Idaho State University’s Katherine Reedy-Maschner to expand work in Alaska’s Aleutian Islands on subsistence harvests
Posted April 12, 2012
Katherine Reedy-Maschner, associate professor of anthropology at Idaho State University, has received a $300,000 grant to expand her research in Alaska's Aleutian Island chain. The grant is funded by the Office of Subsistence Management, a branch of the U.S. Fish and Wildlife Service.
According to Reedy-Maschner, the grant will fund a three-year study of marine fish and sea mammal harvesting in four remote Aleutian Island villages. This is a continuation of her previous research studying subsistence harvests in villages of the eastern Aleutian Islands and the Alaska Peninsula. This study tracks resource harvesting and use, how much is harvested, and where it is harvested. She will also collect data on sharing wild foods, resources and labor organization in order to track the social networks that tie these distant communities to one another, mainland Alaska, and the rest of the world.
The project uses techniques and network analysis to organize the data and continues her collaboration with Corey Schou, director of the ISU Informatics Research Institute and associate dean of the ISU College of Business, who created the social network tools she uses in this research. This new information will be used to analyze how modern peoples in remote villages use their marine environments and how marine foods are integrated into social networks.
Research in the islands can be difficult due to their isolation and the expense and difficulty of travel, much of which takes place in small planes, according to Reedy-Maschner. It is no surprise that much of the research in the Aleutians focuses on the fishing industry.
"All we hear about are Bering Sea commercial fishing," Reedy-Maschner explained, "but I will focus more on local harvesting and community involvement in the commercial fishing industries."
Despite a lengthy application process for funding and difficult travel conditions, Reedy-Maschner said she finds her work extremely rewarding.
"I love getting to document life in these remote places that otherwise no one would know much about," she said. "The people are amazing.
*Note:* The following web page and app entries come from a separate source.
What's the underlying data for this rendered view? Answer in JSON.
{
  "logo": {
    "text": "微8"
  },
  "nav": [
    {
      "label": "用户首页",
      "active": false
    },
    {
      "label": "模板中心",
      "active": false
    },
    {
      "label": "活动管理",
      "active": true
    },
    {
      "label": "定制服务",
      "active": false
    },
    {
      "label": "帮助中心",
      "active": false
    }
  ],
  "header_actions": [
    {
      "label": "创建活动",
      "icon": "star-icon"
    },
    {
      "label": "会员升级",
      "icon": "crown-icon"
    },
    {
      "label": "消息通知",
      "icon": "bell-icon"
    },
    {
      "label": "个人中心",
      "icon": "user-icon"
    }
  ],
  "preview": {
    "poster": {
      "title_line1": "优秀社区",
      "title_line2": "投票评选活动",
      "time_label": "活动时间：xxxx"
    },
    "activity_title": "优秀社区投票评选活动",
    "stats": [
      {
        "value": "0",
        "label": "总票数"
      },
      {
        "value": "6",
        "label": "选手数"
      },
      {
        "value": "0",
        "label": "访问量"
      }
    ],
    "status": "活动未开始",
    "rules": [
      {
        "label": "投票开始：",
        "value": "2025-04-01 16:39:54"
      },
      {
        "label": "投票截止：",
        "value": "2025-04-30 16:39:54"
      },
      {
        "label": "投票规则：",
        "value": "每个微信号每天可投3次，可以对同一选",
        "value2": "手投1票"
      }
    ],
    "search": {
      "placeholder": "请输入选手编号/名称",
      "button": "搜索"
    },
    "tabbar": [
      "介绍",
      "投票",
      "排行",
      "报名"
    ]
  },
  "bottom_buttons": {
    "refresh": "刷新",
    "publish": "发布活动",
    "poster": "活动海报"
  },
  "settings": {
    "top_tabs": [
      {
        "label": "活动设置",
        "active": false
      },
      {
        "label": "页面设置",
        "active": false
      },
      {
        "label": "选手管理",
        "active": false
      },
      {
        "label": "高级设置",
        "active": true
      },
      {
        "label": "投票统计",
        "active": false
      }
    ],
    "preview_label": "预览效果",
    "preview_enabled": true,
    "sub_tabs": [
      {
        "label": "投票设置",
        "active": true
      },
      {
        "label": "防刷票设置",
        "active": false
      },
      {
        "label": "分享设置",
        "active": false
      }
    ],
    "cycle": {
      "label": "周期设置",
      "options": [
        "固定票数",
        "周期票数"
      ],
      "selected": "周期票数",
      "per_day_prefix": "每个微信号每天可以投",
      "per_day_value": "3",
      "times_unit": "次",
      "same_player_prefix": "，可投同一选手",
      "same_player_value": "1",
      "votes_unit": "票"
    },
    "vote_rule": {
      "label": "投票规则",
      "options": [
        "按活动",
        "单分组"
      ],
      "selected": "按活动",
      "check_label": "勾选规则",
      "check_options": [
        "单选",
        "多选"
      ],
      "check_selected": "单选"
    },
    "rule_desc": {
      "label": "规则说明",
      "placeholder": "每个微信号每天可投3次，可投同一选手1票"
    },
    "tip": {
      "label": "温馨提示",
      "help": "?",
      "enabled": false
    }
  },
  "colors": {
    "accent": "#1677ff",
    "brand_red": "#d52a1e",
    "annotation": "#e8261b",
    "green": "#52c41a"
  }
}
Just buying a gallon of milk [in the islands] can be challenging, and they do it with such grace."
While she is conducting this project for the Office of Subsistence Management, Reedy-Maschner will ultimately use this new information as the focus of her next major book project.